**Activity:** Write out the entries below once more, exactly.

::: Task data

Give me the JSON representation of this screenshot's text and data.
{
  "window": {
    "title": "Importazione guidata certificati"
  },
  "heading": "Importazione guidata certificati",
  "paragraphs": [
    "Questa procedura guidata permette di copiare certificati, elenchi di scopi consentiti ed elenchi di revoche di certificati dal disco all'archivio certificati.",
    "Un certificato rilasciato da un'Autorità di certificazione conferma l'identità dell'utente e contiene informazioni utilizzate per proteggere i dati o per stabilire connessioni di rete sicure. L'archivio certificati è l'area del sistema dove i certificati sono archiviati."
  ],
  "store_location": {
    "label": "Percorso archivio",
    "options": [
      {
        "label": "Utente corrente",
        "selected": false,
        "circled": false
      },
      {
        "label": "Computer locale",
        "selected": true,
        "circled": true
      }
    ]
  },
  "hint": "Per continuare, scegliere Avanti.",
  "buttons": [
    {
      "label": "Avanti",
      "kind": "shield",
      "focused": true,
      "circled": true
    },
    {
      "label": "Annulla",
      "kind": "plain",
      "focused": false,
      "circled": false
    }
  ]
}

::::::

**Response to the task:**
Give me the JSON representation of this screenshot's text and data.
{
  "window": {
    "title": "Importazione guidata certificati"
  },
  "heading": "Importazione guidata certificati",
  "paragraphs": [
    "Questa procedura guidata permette di copiare certificati, elenchi di scopi consentiti ed elenchi di revoche di certificati dal disco all'archivio certificati.",
    "Un certificato rilasciato da un'Autorità di certificazione conferma l'identità dell'utente e contiene informazioni utilizzate per proteggere i dati o per stabilire connessioni di rete sicure. L'archivio certificati è l'area del sistema dove i certificati sono archiviati."
  ],
  "store_location": {
    "label": "Percorso archivio",
    "options": [
      {
        "label": "Utente corrente",
        "selected": false,
        "circled": false
      },
      {
        "label": "Computer locale",
        "selected": true,
        "circled": true
      }
    ]
  },
  "hint": "Per continuare, scegliere Avanti.",
  "buttons": [
    {
      "label": "Avanti",
      "kind": "shield",
      "focused": true,
      "circled": true
    },
    {
      "label": "Annulla",
      "kind": "plain",
      "focused": false,
      "circled": false
    }
  ]
}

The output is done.